Heading south from Chiangmai and Chiangrai and Maesai, we made a quick stop at this ancient city. Ayutthaya was a capital of Siam, founded some 600 years ago. The Burmese army seized and destroyed the city in 1767 and what was left behind ever since were the ruins, which can be seen today. Declared as one of the world heritage sites by UNESCO, efforts are under way to reconstruct the city’s past glory. If you are into history and old wats and palaces or something like that, look no more. Spend some times circling the city either by horse cart or on foot. Tourists are aplenty here.
Ayutthaya is very near to/from Bangkok, less than one hour drive.
This is the last part of Thailand by Bus trip. After Ayutthaya, we headed south to Bangkok and spent a night at Hotel Chaleena in the Ramkamheang area. That night we shopped and dined in Pratunam shopping district. The next morning, we visited Grand Palace in Bangkok and a shopping center nearby. [Refer to Part 2 posting on this Bangkok story]. After sumptous lunch of white tomyam soup and solat Zuhur/Asr at Masjid Darul Aman at Phetchaburi, we undertook the last stretch of the journey from Bangkok to Sungai Kolok. Again we missed the coastline of Chumphon and Surat Thani provinces, due to night time. We stopped at Hatyai the next morning for late breakfast – nasi kerabu Kelantan style. Continued to the south, we stopped for lunch at Pattani and proceeded immediately to Narathiwat to beat border crossing closing time into Malaysia at 6pm. [Refer to Part 1 posting on this story].
Finally we reached Sungai Kolok at about 5pm with the same double decker bus fully loaded with counterfeit items and souvenirs from Thailand (read: China). Border crossing into Rantau Panjang, Malaysia, was a breeze — surprisingly — thanks to Matlee, due to his fierce connection with border people. It was one of the trip I could not forget. Thailand is always in my mind for years to come. To Cikgu Anuar, wherever you are. if you have other interesting projects, let me know. We share the same interest in the story of the roads. Terima kasih untuk semua. Wassalam.

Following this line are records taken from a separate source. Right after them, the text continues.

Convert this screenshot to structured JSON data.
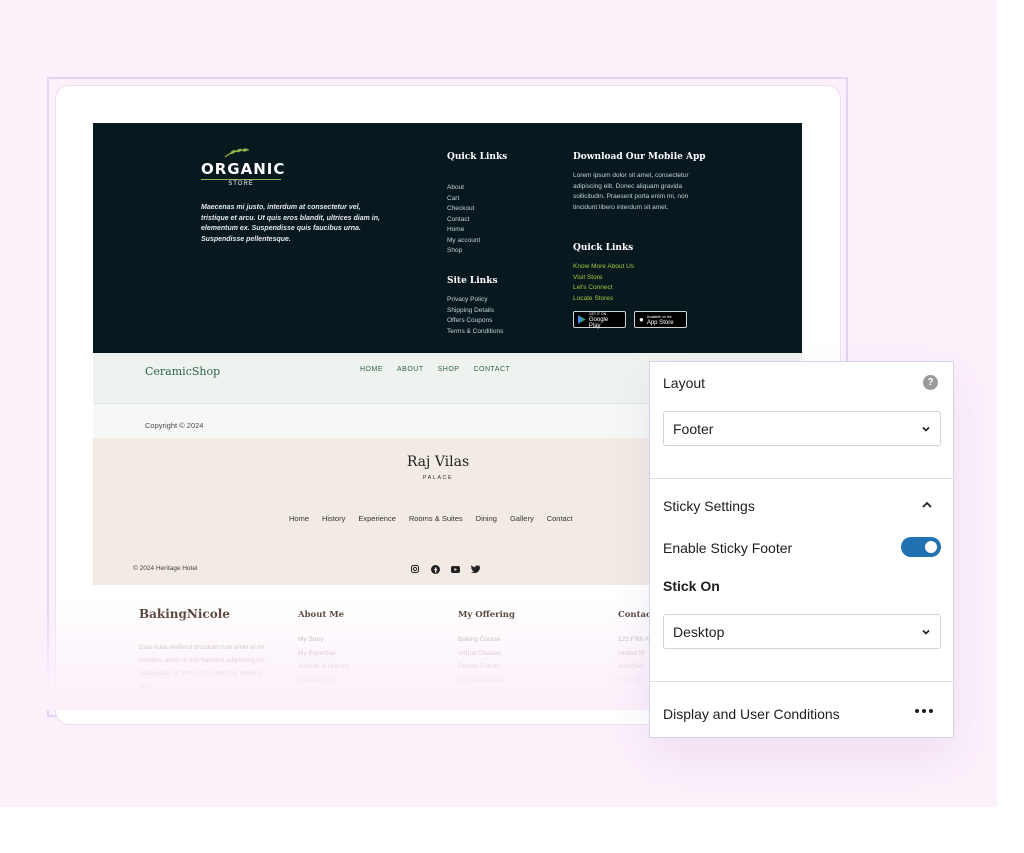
{
  "organic": {
    "logo_title": "ORGANIC",
    "logo_sub": "STORE",
    "description": "Maecenas mi justo, interdum at consectetur vel, tristique et arcu. Ut quis eros blandit, ultrices diam in, elementum ex. Suspendisse quis faucibus urna. Suspendisse pellentesque.",
    "quick_links_title": "Quick Links",
    "quick_links": [
      "About",
      "Cart",
      "Checkout",
      "Contact",
      "Home",
      "My account",
      "Shop"
    ],
    "site_links_title": "Site Links",
    "site_links": [
      "Privacy Policy",
      "Shipping Details",
      "Offers Coupons",
      "Terms & Conditions"
    ],
    "app_title": "Download Our Mobile App",
    "app_text": "Lorem ipsum dolor sit amet, consectetur adipiscing elit. Donec aliquam gravida sollicitudin. Praesent porta enim mi, non tincidunt libero interdum sit amet.",
    "quick_links2_title": "Quick Links",
    "quick_links2": [
      "Know More About Us",
      "Visit Store",
      "Let's Connect",
      "Locate Stores"
    ],
    "google_play_small": "GET IT ON",
    "google_play": "Google Play",
    "app_store_small": "Available on the",
    "app_store": "App Store"
  },
  "ceramic": {
    "logo": "CeramicShop",
    "nav": [
      "HOME",
      "ABOUT",
      "SHOP",
      "CONTACT"
    ],
    "copyright": "Copyright © 2024"
  },
  "raj": {
    "title": "Raj Vilas",
    "subtitle": "PALACE",
    "nav": [
      "Home",
      "History",
      "Experience",
      "Rooms & Suites",
      "Dining",
      "Gallery",
      "Contact"
    ],
    "copyright": "© 2024 Heritage Hotel"
  },
  "baking": {
    "logo": "BakingNicole",
    "desc": "Duis nulla eleifend tincidunt cum amet id mi sodales, amet ut non habitant adipiscing mi, malesuada sit nibh consectetur tur offere es ique",
    "about_title": "About Me",
    "about": [
      "My Story",
      "My Expertise",
      "Awards & Honors",
      "News & Blog"
    ],
    "offering_title": "My Offering",
    "offering": [
      "Baking Course",
      "Virtual Classes",
      "Private Events",
      "Gift Certificates"
    ],
    "contact_title": "Contac",
    "contact": [
      "123 Fifth A",
      "United St",
      "mail@ex",
      "+01 - 23"
    ]
  },
  "panel": {
    "layout_title": "Layout",
    "layout_value": "Footer",
    "sticky_title": "Sticky Settings",
    "enable_label": "Enable Sticky Footer",
    "enable_on": true,
    "stick_on_title": "Stick On",
    "stick_on_value": "Desktop",
    "conditions_title": "Display and User Conditions",
    "toggle_color": "#2271b1"
  }
}
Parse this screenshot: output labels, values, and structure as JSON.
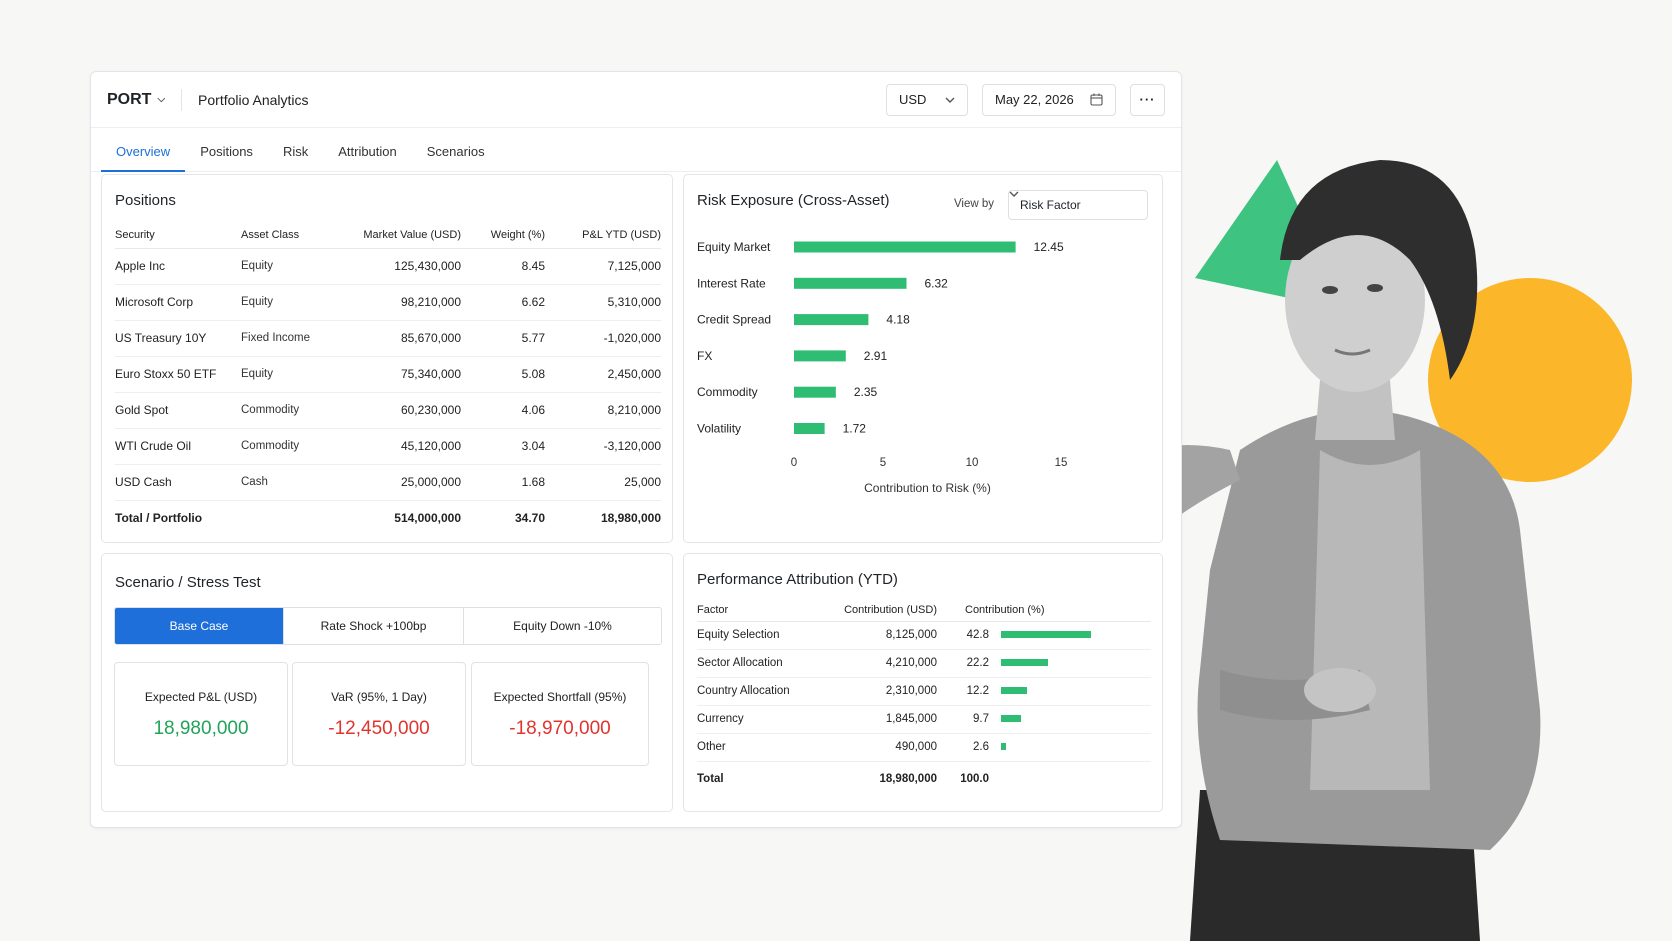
{
  "header": {
    "brand": "PORT",
    "app_title": "Portfolio Analytics",
    "currency": "USD",
    "date": "May 22, 2026"
  },
  "tabs": [
    "Overview",
    "Positions",
    "Risk",
    "Attribution",
    "Scenarios"
  ],
  "positions": {
    "title": "Positions",
    "columns": [
      "Security",
      "Asset Class",
      "Market Value (USD)",
      "Weight (%)",
      "P&L YTD (USD)"
    ],
    "rows": [
      {
        "security": "Apple Inc",
        "asset_class": "Equity",
        "market_value": "125,430,000",
        "weight": "8.45",
        "pnl": "7,125,000",
        "sign": "pos"
      },
      {
        "security": "Microsoft Corp",
        "asset_class": "Equity",
        "market_value": "98,210,000",
        "weight": "6.62",
        "pnl": "5,310,000",
        "sign": "pos"
      },
      {
        "security": "US Treasury 10Y",
        "asset_class": "Fixed Income",
        "market_value": "85,670,000",
        "weight": "5.77",
        "pnl": "-1,020,000",
        "sign": "neg"
      },
      {
        "security": "Euro Stoxx 50 ETF",
        "asset_class": "Equity",
        "market_value": "75,340,000",
        "weight": "5.08",
        "pnl": "2,450,000",
        "sign": "pos"
      },
      {
        "security": "Gold Spot",
        "asset_class": "Commodity",
        "market_value": "60,230,000",
        "weight": "4.06",
        "pnl": "8,210,000",
        "sign": "pos"
      },
      {
        "security": "WTI Crude Oil",
        "asset_class": "Commodity",
        "market_value": "45,120,000",
        "weight": "3.04",
        "pnl": "-3,120,000",
        "sign": "neg"
      },
      {
        "security": "USD Cash",
        "asset_class": "Cash",
        "market_value": "25,000,000",
        "weight": "1.68",
        "pnl": "25,000",
        "sign": "pos"
      }
    ],
    "total": {
      "label": "Total / Portfolio",
      "market_value": "514,000,000",
      "weight": "34.70",
      "pnl": "18,980,000"
    }
  },
  "risk": {
    "title": "Risk Exposure (Cross-Asset)",
    "view_by_label": "View by",
    "view_by_value": "Risk Factor"
  },
  "chart_data": {
    "type": "bar",
    "orientation": "horizontal",
    "categories": [
      "Equity Market",
      "Interest Rate",
      "Credit Spread",
      "FX",
      "Commodity",
      "Volatility"
    ],
    "values": [
      12.45,
      6.32,
      4.18,
      2.91,
      2.35,
      1.72
    ],
    "xlabel": "Contribution to Risk (%)",
    "xlim": [
      0,
      15
    ],
    "xticks": [
      0,
      5,
      10,
      15
    ],
    "bar_color": "#2ebd73"
  },
  "scenario": {
    "title": "Scenario / Stress Test",
    "options": [
      "Base Case",
      "Rate Shock +100bp",
      "Equity Down -10%"
    ],
    "selected": "Base Case",
    "kpis": [
      {
        "label": "Expected P&L (USD)",
        "value": "18,980,000",
        "sign": "pos"
      },
      {
        "label": "VaR (95%, 1 Day)",
        "value": "-12,450,000",
        "sign": "neg"
      },
      {
        "label": "Expected Shortfall (95%)",
        "value": "-18,970,000",
        "sign": "neg"
      }
    ]
  },
  "attribution": {
    "title": "Performance Attribution (YTD)",
    "columns": [
      "Factor",
      "Contribution (USD)",
      "Contribution (%)"
    ],
    "rows": [
      {
        "factor": "Equity Selection",
        "usd": "8,125,000",
        "pct": "42.8",
        "pct_value": 42.8
      },
      {
        "factor": "Sector Allocation",
        "usd": "4,210,000",
        "pct": "22.2",
        "pct_value": 22.2
      },
      {
        "factor": "Country Allocation",
        "usd": "2,310,000",
        "pct": "12.2",
        "pct_value": 12.2
      },
      {
        "factor": "Currency",
        "usd": "1,845,000",
        "pct": "9.7",
        "pct_value": 9.7
      },
      {
        "factor": "Other",
        "usd": "490,000",
        "pct": "2.6",
        "pct_value": 2.6
      }
    ],
    "total": {
      "label": "Total",
      "usd": "18,980,000",
      "pct": "100.0"
    }
  },
  "colors": {
    "accent": "#1e6fd9",
    "positive": "#22a35a",
    "negative": "#e0342f",
    "bar": "#2ebd73",
    "deco_triangle": "#3fc381",
    "deco_circle": "#fbb62a"
  }
}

Chiangrai city is the capital of Chiangrai province, Thailand’s most northern province. It is about 800 kms from the capital city Bangkok, and some 180kms from Chiangmai city. We headed further north to Maesai, a border town between Thailand and Myanmar, about an hour drive from Chiangrai city. Maesai is well-known for made-in-China counterfeit goodies, from electronic items to clothings to precious stones. The Myanmar side of the border is Tachilek, a town used to be ruled by warlords in opium business. I was informed it was possible to cross the border for some small fee in USD, but you must leave the passport with Myanmar army at the checkpoint on the river. We did not do this, eventhough I wanted very much to visit Tachilek. Remember this is the organized tour. I had no control over itinerary. Same excuse. May be next time. (Anyway, see my other postings on Yangon, Myanmar).
One more thing before I forget, there is quite a big masjid in Maesai, which goes to show that there is quite a moslem community in this area. The masjid is along the main road. Follow the sign Masjid An-noor.
The rest of Chiangrai, Maesai and environs pixs are here.
We left Pattaya early in the morning on the third day. Continued to the north to Chiangmai bypassing Bangkok business district. There were many towns we passed by, as you can see in the photos link below. We finally stopped at Lampang to catch Zuhur/Asr prayers at Masjid Al Falak. Lampang is the third largest city in Thailand, some 600 kms from the capital city Bangkok, and some 100 kms from Chiangmai. It is famous for its horse-cart (kereta kuda) and colorful buildings made of teak wood (kayu jati). Again, I could not explore the city beyond the authorized bus stops, even though I wanted to. We left this cool city in the drizzling rain and headed for Chiangmai.
Tired and hungry, the first place we stormed in was a chinese restaurant when we reached the city of Chiangmai. The bus driver had a difficulty manouvering the big bus through narrow downtown streets to find the restaurant, but finally he made it to the applause of starving folks in the bus. So welcome to Chiangmai, said the smiling owner. After dinner, we checked in into a riverside hotel and called it a day. Some young ones or young-at-hearts sneaked out to the nearby Night Bazaar, one of the main tourist attraction in Chiangmai.
The next morning, we trekked up the 1700m mountain Doi Suthep, perhaps the most famous tourist destination in Chiangmai. The city was surrounded by the mountains, and of them is Doi Suthep, believed by locals as a spiritual guardian of their city. Along the winding but good road up the mountain, we passed by a national park, some Buddhist temples and waterfalls amidst lush tropical rainforest. Not much stories & photos on those places, though. Again, same excuse — I could not stop, this is an organized tour! (Orang gagal beri alasan).